▶ Task description
Of all the lines in these entries, count those that contain "area" and give only the total.

--- Exercise material ---

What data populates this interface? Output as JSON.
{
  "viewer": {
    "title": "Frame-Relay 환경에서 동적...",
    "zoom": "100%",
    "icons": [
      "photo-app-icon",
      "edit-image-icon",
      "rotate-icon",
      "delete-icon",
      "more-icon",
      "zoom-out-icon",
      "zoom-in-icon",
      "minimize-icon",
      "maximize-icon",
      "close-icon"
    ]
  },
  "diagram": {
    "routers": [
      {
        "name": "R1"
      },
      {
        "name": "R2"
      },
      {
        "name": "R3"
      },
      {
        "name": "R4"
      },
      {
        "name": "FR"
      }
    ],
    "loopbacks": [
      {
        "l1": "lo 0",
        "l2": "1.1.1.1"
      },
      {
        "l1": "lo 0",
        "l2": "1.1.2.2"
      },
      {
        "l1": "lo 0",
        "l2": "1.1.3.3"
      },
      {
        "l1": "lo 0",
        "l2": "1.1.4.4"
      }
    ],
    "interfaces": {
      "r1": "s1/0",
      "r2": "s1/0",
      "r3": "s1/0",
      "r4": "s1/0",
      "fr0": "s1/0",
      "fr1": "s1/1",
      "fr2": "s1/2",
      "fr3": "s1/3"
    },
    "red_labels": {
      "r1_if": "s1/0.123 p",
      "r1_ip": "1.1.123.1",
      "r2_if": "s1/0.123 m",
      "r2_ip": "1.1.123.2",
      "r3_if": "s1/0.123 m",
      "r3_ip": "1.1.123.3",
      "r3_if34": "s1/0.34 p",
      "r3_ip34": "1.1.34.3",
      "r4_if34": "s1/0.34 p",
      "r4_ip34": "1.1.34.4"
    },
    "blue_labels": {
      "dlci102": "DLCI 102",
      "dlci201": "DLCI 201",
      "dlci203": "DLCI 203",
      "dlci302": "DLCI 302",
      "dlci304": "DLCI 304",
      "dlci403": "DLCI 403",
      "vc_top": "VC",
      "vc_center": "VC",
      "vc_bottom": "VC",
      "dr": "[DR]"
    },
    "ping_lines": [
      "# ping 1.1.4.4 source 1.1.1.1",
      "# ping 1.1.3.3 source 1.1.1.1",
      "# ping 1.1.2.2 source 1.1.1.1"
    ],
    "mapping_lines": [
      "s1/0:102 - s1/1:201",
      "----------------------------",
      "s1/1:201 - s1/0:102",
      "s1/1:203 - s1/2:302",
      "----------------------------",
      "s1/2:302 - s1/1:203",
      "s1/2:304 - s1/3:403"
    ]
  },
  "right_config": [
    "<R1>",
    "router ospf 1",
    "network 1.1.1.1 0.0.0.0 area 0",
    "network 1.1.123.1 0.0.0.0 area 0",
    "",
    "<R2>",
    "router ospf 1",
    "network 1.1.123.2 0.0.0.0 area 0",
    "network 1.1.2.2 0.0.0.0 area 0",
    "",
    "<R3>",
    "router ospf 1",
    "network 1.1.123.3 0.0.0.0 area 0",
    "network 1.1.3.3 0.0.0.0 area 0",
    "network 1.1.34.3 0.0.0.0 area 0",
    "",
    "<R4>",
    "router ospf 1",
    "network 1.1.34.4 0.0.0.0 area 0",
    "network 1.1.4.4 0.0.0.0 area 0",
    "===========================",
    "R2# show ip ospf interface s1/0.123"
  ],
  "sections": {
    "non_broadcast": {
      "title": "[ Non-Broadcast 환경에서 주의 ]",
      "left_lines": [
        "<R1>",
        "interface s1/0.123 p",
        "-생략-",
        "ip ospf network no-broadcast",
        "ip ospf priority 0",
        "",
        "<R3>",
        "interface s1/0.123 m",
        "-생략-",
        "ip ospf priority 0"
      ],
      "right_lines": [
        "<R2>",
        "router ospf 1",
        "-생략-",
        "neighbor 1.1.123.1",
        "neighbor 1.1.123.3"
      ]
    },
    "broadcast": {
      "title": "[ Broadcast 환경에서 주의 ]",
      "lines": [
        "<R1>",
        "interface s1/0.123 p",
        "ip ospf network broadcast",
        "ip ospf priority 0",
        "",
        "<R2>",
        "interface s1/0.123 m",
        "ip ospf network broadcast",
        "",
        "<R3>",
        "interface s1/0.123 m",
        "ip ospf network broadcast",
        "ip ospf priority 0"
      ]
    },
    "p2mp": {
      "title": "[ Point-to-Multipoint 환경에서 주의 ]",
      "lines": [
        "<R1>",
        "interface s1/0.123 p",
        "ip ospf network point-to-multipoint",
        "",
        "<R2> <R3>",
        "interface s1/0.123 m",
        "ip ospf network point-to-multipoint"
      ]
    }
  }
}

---

▶ Response for this exercise
9